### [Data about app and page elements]
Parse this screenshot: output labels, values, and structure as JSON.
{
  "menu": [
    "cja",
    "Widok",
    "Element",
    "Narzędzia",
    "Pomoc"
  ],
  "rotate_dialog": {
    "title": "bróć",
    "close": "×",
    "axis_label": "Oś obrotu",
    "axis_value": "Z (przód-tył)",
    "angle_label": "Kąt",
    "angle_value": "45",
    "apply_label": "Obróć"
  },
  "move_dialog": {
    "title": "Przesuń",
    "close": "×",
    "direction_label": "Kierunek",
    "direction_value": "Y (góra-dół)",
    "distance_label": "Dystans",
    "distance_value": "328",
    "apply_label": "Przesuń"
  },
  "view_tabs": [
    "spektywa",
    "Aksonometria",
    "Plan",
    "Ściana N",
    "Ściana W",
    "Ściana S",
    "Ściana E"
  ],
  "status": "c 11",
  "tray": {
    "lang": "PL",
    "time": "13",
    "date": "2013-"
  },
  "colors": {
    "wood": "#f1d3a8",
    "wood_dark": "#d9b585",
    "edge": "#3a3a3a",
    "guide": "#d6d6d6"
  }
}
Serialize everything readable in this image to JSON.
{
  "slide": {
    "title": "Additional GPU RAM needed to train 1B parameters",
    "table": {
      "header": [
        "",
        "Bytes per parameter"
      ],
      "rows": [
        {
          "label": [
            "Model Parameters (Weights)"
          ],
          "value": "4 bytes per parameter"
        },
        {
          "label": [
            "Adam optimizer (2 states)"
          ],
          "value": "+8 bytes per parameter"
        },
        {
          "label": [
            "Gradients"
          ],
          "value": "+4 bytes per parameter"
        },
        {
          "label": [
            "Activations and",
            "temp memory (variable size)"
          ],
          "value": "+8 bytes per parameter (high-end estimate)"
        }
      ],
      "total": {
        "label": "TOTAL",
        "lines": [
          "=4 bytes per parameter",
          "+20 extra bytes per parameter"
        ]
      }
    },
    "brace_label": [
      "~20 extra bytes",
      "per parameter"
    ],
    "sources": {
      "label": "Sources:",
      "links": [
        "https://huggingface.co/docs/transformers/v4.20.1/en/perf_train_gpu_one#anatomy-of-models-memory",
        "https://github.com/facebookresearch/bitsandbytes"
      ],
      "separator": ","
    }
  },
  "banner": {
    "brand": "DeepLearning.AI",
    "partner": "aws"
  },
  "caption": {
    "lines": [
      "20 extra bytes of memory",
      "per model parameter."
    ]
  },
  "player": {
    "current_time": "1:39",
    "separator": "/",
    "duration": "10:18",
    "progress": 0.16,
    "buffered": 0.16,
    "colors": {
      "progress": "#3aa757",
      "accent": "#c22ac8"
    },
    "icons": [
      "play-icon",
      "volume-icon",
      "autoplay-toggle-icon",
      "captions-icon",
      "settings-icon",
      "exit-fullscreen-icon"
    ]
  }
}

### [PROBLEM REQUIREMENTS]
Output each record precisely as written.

### [RESULT]
Parse this screenshot: output labels, values, and structure as JSON.
{
  "menu": [
    "cja",
    "Widok",
    "Element",
    "Narzędzia",
    "Pomoc"
  ],
  "rotate_dialog": {
    "title": "bróć",
    "close": "×",
    "axis_label": "Oś obrotu",
    "axis_value": "Z (przód-tył)",
    "angle_label": "Kąt",
    "angle_value": "45",
    "apply_label": "Obróć"
  },
  "move_dialog": {
    "title": "Przesuń",
    "close": "×",
    "direction_label": "Kierunek",
    "direction_value": "Y (góra-dół)",
    "distance_label": "Dystans",
    "distance_value": "328",
    "apply_label": "Przesuń"
  },
  "view_tabs": [
    "spektywa",
    "Aksonometria",
    "Plan",
    "Ściana N",
    "Ściana W",
    "Ściana S",
    "Ściana E"
  ],
  "status": "c 11",
  "tray": {
    "lang": "PL",
    "time": "13",
    "date": "2013-"
  },
  "colors": {
    "wood": "#f1d3a8",
    "wood_dark": "#d9b585",
    "edge": "#3a3a3a",
    "guide": "#d6d6d6"
  }
}
Serialize everything readable in this image to JSON.
{
  "slide": {
    "title": "Additional GPU RAM needed to train 1B parameters",
    "table": {
      "header": [
        "",
        "Bytes per parameter"
      ],
      "rows": [
        {
          "label": [
            "Model Parameters (Weights)"
          ],
          "value": "4 bytes per parameter"
        },
        {
          "label": [
            "Adam optimizer (2 states)"
          ],
          "value": "+8 bytes per parameter"
        },
        {
          "label": [
            "Gradients"
          ],
          "value": "+4 bytes per parameter"
        },
        {
          "label": [
            "Activations and",
            "temp memory (variable size)"
          ],
          "value": "+8 bytes per parameter (high-end estimate)"
        }
      ],
      "total": {
        "label": "TOTAL",
        "lines": [
          "=4 bytes per parameter",
          "+20 extra bytes per parameter"
        ]
      }
    },
    "brace_label": [
      "~20 extra bytes",
      "per parameter"
    ],
    "sources": {
      "label": "Sources:",
      "links": [
        "https://huggingface.co/docs/transformers/v4.20.1/en/perf_train_gpu_one#anatomy-of-models-memory",
        "https://github.com/facebookresearch/bitsandbytes"
      ],
      "separator": ","
    }
  },
  "banner": {
    "brand": "DeepLearning.AI",
    "partner": "aws"
  },
  "caption": {
    "lines": [
      "20 extra bytes of memory",
      "per model parameter."
    ]
  },
  "player": {
    "current_time": "1:39",
    "separator": "/",
    "duration": "10:18",
    "progress": 0.16,
    "buffered": 0.16,
    "colors": {
      "progress": "#3aa757",
      "accent": "#c22ac8"
    },
    "icons": [
      "play-icon",
      "volume-icon",
      "autoplay-toggle-icon",
      "captions-icon",
      "settings-icon",
      "exit-fullscreen-icon"
    ]
  }
}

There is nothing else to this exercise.